After hearing testimony from Patricia Alatorre’s family on Tuesday, the man who raped and killed the 13-year-old was sentenced to life in prison without the chance of release. Last month, 26-year-old Armando Cruz pled guilty to first-degree murder, rape, and other crimes related to the death of Patricia.
“He is a monster”- Patricia’s mother says
Clara Alvarez, Patricia’s mother, wrote a letter saying that all she has left of her daughter now are memories. She often imagines what Patricia would look like if she were still here. Alvarez wrote that Cruz, whom she frequently called a “monster,” deserved to spend the rest of his life behind bars. She described the child killer’s character as “a cruel and ugly sick-minded person who should never see the light of day again.”
A neighbor’s surveillance footage from the evening of July 1, 2020, shows Patricia, who had been reported missing, getting into a white pickup. Later, conversations on her Instagram account with a man who insisted she meet him were uncovered. Court records show that police arrested the suspect, identified as Cruz, at his Inglewood residence a few days after the teen’s murder.

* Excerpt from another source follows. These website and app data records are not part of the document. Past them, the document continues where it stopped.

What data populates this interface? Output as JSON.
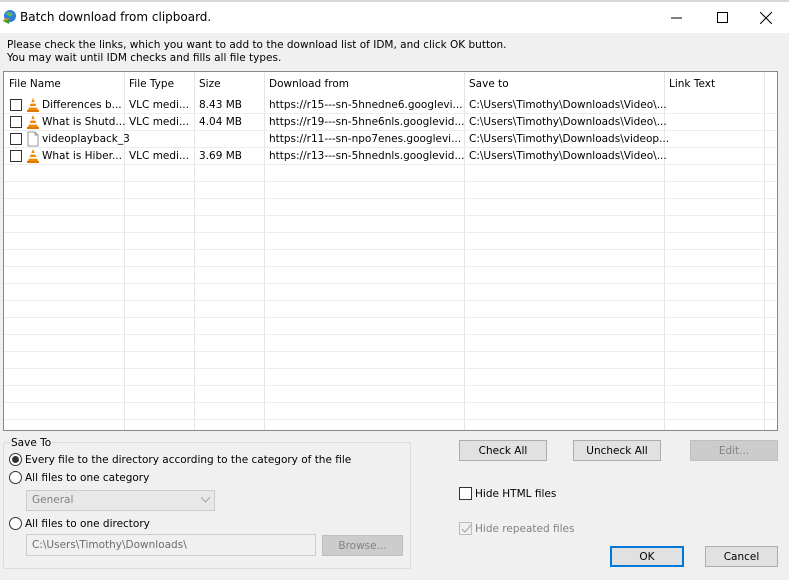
{
  "window": {
    "title": "Batch download from clipboard.",
    "icon": "idm-globe-icon",
    "controls": [
      "minimize",
      "maximize",
      "close"
    ]
  },
  "instructions": {
    "line1": "Please check the links, which you want to add to the download list of IDM, and click OK button.",
    "line2": "You may wait until IDM checks and fills all file types."
  },
  "table": {
    "columns": [
      "File Name",
      "File Type",
      "Size",
      "Download from",
      "Save to",
      "Link Text"
    ],
    "rows": [
      {
        "checked": false,
        "icon": "vlc-cone-icon",
        "file_name": "Differences b...",
        "file_type": "VLC medi...",
        "size": "8.43  MB",
        "download_from": "https://r15---sn-5hnedne6.googlevi...",
        "save_to": "C:\\Users\\Timothy\\Downloads\\Video\\...",
        "link_text": ""
      },
      {
        "checked": false,
        "icon": "vlc-cone-icon",
        "file_name": "What is Shutd...",
        "file_type": "VLC medi...",
        "size": "4.04  MB",
        "download_from": "https://r19---sn-5hne6nls.googlevid...",
        "save_to": "C:\\Users\\Timothy\\Downloads\\Video\\...",
        "link_text": ""
      },
      {
        "checked": false,
        "icon": "blank-file-icon",
        "file_name": "videoplayback_3",
        "file_type": "",
        "size": "",
        "download_from": "https://r11---sn-npo7enes.googlevi...",
        "save_to": "C:\\Users\\Timothy\\Downloads\\videop...",
        "link_text": ""
      },
      {
        "checked": false,
        "icon": "vlc-cone-icon",
        "file_name": "What is Hiber...",
        "file_type": "VLC medi...",
        "size": "3.69  MB",
        "download_from": "https://r13---sn-5hnednls.googlevid...",
        "save_to": "C:\\Users\\Timothy\\Downloads\\Video\\...",
        "link_text": ""
      }
    ]
  },
  "save_to": {
    "legend": "Save To",
    "options": [
      {
        "label": "Every file to the directory according to the category of the file",
        "selected": true
      },
      {
        "label": "All files to one category",
        "selected": false
      },
      {
        "label": "All files to one directory",
        "selected": false
      }
    ],
    "category_value": "General",
    "directory_value": "C:\\Users\\Timothy\\Downloads\\",
    "browse_label": "Browse..."
  },
  "buttons": {
    "check_all": "Check All",
    "uncheck_all": "Uncheck All",
    "edit": "Edit...",
    "ok": "OK",
    "cancel": "Cancel"
  },
  "options": {
    "hide_html": {
      "label": "Hide HTML files",
      "checked": false
    },
    "hide_repeated": {
      "label": "Hide repeated files",
      "checked": true,
      "disabled": true
    }
  }
}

Cruz reportedly gave a detailed account of the teen’s murder. He led police to her abandoned phone and the construction site where he dumped and burned her body.
Vivianna Alatorre, Patricia’s sister, said the funeral had to be private because of their religious beliefs.
An expected punishment for an unforgivable crime
Vivianna Alatorre testified that Patricia was her dearest friend. Her loss altered her perspective. They had to move, and she’s always worried about being attacked or abducted whenever she goes outside. “Having a sibling slain profoundly influenced me,” she stated. “It alters your very being.” Cruz sat calmly for the hearing, staring at the defense table.
After leaving the courthouse, Alvarez was followed by more than a dozen extended family members. She was leaning on the building wall and crying. In exchange for Cruz’s guilty pleas and a stipulated life sentence without parole, the District Attorney’s office dropped its pursuit of the death penalty.